Kamryn's face lit up as she showed Dahlstrom and the other officers rows and rows of the brightly braided bands to choose from. The police chief later made another $100 donation and spent time talking with C.J. and Ron about the Bracelet Bunch's admirable work.
Dahlstrom said that his department had taken notice of Kamryn's efforts through social media and were happy for the opportunity to visit the Rosemount pop-up.
"I'm all about service. Our profession is all about service. Everybody can be great if they're willing to serve, and I think that's what Kam is doing – and we wanted to come support that," he explained. "The kids, the atmosphere here is happiness, it's spreading partnership with the community. That's what our mission statement is at the police station, as well, so they're doing everything that we want to do.
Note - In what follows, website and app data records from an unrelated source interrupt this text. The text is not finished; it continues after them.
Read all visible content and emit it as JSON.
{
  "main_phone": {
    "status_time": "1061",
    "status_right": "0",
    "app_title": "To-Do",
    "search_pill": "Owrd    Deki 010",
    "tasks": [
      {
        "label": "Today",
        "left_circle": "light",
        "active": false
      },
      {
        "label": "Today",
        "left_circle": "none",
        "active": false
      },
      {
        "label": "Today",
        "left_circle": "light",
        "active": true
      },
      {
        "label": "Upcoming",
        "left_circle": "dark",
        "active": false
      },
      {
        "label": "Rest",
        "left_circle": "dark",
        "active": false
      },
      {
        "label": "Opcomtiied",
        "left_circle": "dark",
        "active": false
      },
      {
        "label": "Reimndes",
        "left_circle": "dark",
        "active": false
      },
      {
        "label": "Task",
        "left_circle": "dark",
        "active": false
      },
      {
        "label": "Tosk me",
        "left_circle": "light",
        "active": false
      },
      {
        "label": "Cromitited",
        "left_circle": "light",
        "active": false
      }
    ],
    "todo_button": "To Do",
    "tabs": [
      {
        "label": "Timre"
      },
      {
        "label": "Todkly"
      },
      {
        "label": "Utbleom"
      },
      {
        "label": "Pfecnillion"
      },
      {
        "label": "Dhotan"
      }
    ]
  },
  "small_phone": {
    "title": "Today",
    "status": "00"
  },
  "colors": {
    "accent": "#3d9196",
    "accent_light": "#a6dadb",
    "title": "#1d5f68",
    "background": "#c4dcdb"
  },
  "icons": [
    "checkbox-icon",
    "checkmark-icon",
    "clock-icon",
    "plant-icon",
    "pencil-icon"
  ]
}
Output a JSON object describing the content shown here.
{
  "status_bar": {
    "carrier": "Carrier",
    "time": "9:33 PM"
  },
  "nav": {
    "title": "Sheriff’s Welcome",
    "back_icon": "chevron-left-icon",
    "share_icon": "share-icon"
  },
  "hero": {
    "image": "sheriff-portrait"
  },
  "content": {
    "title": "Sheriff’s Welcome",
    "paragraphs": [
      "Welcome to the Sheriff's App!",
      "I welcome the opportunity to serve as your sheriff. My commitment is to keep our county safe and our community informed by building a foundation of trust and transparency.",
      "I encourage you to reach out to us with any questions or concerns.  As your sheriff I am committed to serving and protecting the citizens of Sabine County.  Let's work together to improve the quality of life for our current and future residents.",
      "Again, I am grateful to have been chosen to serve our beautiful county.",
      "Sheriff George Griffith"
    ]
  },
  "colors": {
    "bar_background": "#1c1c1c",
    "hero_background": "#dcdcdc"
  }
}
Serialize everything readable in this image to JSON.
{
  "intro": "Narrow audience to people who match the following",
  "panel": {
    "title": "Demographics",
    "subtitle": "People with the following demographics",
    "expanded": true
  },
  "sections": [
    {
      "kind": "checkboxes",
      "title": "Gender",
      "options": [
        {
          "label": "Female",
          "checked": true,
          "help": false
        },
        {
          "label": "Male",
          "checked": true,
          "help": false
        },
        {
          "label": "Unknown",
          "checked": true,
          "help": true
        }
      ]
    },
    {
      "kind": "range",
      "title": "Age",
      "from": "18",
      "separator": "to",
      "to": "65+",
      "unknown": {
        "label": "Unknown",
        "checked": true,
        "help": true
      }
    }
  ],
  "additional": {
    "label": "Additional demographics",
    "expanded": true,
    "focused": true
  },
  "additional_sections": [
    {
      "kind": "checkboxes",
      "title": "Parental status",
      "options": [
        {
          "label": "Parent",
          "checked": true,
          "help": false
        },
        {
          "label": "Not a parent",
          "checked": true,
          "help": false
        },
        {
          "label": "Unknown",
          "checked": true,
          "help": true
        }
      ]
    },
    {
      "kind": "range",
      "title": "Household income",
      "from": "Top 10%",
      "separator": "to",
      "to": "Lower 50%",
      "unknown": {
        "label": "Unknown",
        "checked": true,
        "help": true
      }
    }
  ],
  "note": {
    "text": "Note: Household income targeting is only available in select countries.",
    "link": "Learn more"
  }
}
"I was speaking with C.J. Ham and Ron Johnson and mentioning, 'Can we do partnerships in the future to try to build these conversations?' " Dahlstrom added. "I think we've got parts of society that are on opposite ends of the spectrum, and we need to bring people to the middle. Those conversations might be difficult, but it's events like this that do that, and that's why we want to be part of it."
Especially considering the recent social unrest in the Twin Cities and across the country, Dahlstrom said seeing young people like Kamryn making such a tremendous difference in the community "means everything" to him.
"I think that's the future; you have figureheads in the community that are leading by example – that's the first thing I would say," Dahlstrom said. "And to me, like I was talking to C.J. about, I didn't like police officers before I became a police officer, because I didn't understand what it was like to be one. As I've started to have more of these conversations, somebody gave me the analogy of, 'Chief, you're feeling hate right now; you're feeling like people are judging you. But you can go home and take off your uniform. [But] people can't take off their uniform.'
"That was an analogy that resonated with me, and I want to continue to have conversations like that to build perspective," Dahlstrom added.
As Kamryn & Friends continues to travel around the Twin Cities, the Johnsons are continually evaluating various platforms, causes and nonprofits to which they can donate the proceeds.
A portion of the proceeds have already been donated, and most recently the family has worked with a social worker to purchase groceries for inner-city families who have a financial need or have been directly affected by local damaged businesses.
"I want to do that stuff, one, to show them that as bad as it might seem, 'There is a God, and God does love you," Ron said.
"We've done nothing special," he later added. "I think God's been doing it all, and these kids are proof of it – that no matter how young, no matter how small, no matter what color you are, you can help people. You can make a difference. And I think that's key."